Manual iteration

If we abandon the Iterator protocol and allow driving the drain manually, we can avoid the performance problems with Drop for the proxy element issue but still get all the flexibility and control over draining. I’ll call this manual iterator a Cursor hereafter. The API could look like this:

pub struct Cursor<'a, T: 'a> {...}

impl<'a, T: 'a> Cursor<'a, T> {
    /// keep the current element and advance to the next
    /// does nothing if cursor is already at the end
    pub fn advance(&mut self);

    /// Take a reference to the current element
    /// Returns `None` if cursor is exhausted
    /// Doubles as peek()
    pub fn get_mut(&mut self) -> Option<&mut T>;

    /// Derefs to &mut T and can remove the element. Avoids double boundary checks
    pub fn get_proxy<'b>(&'b mut self) -> Option<Element<'b, 'a, T>>;

    /// Remove current element and advance to next
    /// Returns `None` if cursor is exhausted
    pub fn take(&mut self) -> Option<T>;

    /// Take a reference to all elements that are still in the collection
    /// The first slice is to elements that were iterated over and kept,
    /// the second slice is to the elements that are yet to be iterated over including the current element
    pub fn get_slices(&mut self) -> (&mut [T], &mut [T]);

The Iterator trait is very useful though and it’s not hard to make an iterator out of the cursor.

    /// Create an iterator out of the cursor that will yield what the given closure returns
    /// Stops on None
    ///
    /// Alternatively, a (hypothetical) std::iter::try_repeat_with() would do
    pub fn iter<F>(self, f: F) -> CursorIter<'a, T, F>
    where
        F: FnMut(&mut Cursor<T>) -> Option<T>;

The cursor gives you full control and can be performant but just like with the proxy + closure approach, this is not particularly ergonomic.
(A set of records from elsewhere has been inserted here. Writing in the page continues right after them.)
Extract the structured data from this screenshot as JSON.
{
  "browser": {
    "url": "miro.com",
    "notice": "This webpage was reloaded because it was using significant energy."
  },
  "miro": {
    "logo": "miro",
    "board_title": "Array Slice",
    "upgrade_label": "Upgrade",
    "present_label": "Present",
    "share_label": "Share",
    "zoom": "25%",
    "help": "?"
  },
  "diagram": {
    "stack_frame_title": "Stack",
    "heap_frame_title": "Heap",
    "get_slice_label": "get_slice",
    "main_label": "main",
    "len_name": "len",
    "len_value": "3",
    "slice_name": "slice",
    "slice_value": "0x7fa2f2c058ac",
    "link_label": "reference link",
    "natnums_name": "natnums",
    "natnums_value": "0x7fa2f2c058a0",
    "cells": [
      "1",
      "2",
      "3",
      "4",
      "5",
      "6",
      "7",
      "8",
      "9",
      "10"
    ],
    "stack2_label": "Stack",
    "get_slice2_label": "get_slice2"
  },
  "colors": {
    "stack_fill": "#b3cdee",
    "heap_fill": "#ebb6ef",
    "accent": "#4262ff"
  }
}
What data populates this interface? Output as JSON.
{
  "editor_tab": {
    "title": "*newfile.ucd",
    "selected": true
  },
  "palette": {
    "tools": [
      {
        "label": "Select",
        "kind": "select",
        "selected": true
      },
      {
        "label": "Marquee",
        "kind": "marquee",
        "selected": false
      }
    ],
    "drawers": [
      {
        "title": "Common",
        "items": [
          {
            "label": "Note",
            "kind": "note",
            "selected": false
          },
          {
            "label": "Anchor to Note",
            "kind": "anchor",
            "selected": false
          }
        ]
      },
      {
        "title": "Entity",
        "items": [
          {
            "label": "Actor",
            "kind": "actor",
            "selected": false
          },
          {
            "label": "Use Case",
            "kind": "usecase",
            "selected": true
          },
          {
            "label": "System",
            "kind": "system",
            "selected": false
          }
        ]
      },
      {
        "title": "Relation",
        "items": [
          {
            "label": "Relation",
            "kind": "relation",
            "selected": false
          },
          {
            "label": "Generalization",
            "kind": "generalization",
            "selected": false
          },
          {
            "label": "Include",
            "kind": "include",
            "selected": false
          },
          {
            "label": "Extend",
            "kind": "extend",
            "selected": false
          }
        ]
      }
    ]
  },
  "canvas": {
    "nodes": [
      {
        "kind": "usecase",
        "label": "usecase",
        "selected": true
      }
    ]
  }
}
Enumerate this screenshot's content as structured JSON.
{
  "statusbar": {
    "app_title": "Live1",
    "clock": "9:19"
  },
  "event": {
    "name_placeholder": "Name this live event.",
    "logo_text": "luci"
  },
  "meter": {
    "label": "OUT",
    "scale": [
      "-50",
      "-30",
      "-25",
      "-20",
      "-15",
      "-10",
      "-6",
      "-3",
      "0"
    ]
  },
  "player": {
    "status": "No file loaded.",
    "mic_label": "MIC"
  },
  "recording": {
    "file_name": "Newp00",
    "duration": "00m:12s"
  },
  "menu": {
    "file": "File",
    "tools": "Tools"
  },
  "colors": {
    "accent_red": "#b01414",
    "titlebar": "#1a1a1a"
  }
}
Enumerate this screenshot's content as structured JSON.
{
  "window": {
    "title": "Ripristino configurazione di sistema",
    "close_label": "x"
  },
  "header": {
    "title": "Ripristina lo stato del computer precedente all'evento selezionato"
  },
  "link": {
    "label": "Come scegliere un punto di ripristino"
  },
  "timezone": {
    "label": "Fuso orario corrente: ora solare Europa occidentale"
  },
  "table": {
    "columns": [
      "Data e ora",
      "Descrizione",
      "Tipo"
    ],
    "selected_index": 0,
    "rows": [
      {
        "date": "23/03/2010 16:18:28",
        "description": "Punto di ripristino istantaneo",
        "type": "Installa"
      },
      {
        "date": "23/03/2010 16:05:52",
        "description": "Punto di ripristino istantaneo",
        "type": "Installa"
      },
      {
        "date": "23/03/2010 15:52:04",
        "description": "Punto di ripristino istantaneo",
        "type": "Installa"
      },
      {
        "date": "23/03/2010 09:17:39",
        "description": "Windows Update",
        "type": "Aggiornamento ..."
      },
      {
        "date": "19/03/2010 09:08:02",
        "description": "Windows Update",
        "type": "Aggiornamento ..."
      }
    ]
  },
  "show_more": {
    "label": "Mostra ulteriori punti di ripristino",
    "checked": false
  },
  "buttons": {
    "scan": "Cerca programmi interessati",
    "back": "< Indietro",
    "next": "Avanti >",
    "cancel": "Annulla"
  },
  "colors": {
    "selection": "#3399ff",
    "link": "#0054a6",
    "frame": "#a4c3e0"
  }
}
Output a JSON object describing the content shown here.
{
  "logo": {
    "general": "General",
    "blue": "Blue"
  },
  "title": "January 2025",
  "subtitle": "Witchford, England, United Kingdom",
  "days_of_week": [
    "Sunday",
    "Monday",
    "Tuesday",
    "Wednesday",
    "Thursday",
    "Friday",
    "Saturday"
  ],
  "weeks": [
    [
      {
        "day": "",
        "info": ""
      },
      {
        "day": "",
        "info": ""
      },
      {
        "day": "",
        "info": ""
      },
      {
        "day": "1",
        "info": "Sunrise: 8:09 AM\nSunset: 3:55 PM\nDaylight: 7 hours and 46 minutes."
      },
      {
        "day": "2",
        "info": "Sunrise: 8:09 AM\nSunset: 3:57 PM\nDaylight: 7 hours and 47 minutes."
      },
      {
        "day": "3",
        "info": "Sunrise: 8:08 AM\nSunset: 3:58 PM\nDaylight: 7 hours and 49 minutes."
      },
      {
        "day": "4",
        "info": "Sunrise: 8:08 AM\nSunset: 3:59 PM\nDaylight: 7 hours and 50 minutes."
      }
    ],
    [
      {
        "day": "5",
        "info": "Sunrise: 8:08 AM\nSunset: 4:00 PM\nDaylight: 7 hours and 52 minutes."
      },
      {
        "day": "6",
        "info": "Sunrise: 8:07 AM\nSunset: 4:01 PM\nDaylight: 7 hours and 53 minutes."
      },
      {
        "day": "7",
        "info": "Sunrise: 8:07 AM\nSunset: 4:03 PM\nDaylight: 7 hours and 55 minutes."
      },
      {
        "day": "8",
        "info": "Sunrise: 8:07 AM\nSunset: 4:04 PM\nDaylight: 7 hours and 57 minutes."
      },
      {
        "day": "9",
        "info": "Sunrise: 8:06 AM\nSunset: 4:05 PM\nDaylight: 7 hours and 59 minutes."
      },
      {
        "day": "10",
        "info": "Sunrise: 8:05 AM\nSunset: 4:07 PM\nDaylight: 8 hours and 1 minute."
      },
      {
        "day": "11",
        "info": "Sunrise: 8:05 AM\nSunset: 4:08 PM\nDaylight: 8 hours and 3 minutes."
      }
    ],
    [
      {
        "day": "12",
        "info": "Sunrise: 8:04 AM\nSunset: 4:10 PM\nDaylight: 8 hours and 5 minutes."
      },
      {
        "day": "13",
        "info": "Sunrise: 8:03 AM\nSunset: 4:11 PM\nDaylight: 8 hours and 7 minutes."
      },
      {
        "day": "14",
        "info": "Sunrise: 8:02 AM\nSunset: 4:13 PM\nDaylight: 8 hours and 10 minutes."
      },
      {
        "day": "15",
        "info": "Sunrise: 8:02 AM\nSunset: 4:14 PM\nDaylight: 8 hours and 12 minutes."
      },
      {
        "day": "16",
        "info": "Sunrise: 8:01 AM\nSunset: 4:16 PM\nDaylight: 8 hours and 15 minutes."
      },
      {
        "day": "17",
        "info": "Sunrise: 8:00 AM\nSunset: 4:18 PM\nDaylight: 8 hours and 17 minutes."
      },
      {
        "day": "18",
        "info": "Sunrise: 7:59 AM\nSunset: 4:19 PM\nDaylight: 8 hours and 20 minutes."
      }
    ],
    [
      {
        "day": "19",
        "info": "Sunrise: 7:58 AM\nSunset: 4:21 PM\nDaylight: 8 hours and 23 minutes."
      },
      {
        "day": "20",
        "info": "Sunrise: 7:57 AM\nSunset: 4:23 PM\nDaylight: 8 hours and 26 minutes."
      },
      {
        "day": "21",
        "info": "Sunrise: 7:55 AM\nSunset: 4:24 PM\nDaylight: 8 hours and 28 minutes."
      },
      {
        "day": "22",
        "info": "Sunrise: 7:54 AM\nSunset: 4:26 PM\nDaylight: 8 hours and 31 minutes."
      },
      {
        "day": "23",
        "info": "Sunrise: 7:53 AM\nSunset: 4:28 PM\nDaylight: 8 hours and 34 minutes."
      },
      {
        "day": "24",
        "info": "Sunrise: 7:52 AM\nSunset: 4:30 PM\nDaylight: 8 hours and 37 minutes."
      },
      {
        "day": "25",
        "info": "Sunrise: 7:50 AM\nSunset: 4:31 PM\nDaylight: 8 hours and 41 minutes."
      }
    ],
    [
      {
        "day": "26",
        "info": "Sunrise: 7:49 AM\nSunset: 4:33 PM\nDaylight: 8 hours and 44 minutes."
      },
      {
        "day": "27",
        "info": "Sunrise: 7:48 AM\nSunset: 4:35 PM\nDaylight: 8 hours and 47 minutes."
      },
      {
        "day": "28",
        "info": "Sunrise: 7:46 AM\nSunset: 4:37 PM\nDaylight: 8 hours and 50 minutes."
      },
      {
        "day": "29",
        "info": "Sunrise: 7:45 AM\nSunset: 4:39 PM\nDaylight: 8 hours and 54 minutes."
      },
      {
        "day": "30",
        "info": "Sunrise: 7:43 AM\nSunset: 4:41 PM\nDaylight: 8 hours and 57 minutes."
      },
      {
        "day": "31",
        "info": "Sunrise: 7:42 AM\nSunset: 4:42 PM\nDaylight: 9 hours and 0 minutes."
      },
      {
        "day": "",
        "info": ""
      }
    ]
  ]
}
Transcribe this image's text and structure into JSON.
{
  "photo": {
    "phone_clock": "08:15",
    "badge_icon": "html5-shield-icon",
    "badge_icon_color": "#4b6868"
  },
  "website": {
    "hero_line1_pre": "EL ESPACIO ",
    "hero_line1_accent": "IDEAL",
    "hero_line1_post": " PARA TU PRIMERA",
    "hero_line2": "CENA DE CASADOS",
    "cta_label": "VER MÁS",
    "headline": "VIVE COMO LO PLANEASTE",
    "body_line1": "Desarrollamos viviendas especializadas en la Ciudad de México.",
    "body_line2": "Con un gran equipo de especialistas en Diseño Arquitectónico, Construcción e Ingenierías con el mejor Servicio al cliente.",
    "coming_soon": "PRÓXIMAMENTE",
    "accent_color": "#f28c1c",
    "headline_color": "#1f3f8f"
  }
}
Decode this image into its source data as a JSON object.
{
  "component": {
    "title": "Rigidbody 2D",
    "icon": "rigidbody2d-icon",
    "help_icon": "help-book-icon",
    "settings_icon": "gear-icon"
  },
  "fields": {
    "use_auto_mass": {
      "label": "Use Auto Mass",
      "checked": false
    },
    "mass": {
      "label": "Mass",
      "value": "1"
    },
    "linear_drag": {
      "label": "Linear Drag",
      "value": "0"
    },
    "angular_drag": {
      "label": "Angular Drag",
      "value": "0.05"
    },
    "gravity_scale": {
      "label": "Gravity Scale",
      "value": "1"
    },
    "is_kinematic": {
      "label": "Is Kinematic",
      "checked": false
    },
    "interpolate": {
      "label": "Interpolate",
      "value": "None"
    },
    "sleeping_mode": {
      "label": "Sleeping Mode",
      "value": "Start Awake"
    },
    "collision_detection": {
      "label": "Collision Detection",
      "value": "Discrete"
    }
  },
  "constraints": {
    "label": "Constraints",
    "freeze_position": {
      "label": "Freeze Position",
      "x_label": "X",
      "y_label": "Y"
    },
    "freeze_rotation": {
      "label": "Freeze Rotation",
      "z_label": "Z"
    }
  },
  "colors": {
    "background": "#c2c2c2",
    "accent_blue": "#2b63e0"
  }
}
For example, for-loop over drain_filter:

while let Some(el) = cursor.get_proxy()
    .filter(|el| *el < 10)
    .map(|el| el.take())
{
    /* do stuff */
}

Source code

The source code with which I’ve been experimenting is available here: Drain experiments

It contains vec drains for each of the above points (3 with Flags) and benches for draining from one vec into another and clearing a vec via drain. Don’t expect clean code.

Conclusion

All of the above designs allow for non-destructive take_while() and skip_while(). Peeking can be made possible but it’s not so straightforward to get it to behave like it would for drain_filter because skipping the elements that don’t fit the predicate needs to be done by hand.

My favorite approach so far would be the streaming iterator, possibly in combination with some cursor like methods on the iter itself. It has the minimum viable API of the three. But it’s blocked on GAT and also requires fixing the performance problems with Drop proxy objects. In the future, it could be extended to also add elements during iteration (depending on the collection). That would be very cheap e.g. for LinkedLists or Vecs if the hole of removed elements is filled.


#4

I’d like to advocate for stabilizing drain_filter now rather than later.

These 2 points from SimonSapin’s post

  • A sub-range (through RangeArgument a.k.a. RangeBounds) v.s. the entire collection (though the latter could be achieved by passing …, a value of type RangeFull).
  • Draining everything (possibly within that range) v.s. only elements that match a boolean predicate

seem to be trivially fulfilled if we just give a RangeBounds parameter to drain_filter, because we already have the stable drain with range parameter.

The 3rd point, self-exhaustion, should not be holding drain_filter back, given that simply removing the self-exhaustion from drain and drain_filter does not allow for fully general non-exhausting iteration anyway because of skip_while, take_while and peek (+ possible new functionality). There are a few unexpected problems and the solution will probably end up with a more complex API than drain_filter.

We should keep our options open and add a note to drain_filter, that it’s unspecified how many elements are removed, if the struct is leaked. We already have such a note for drain.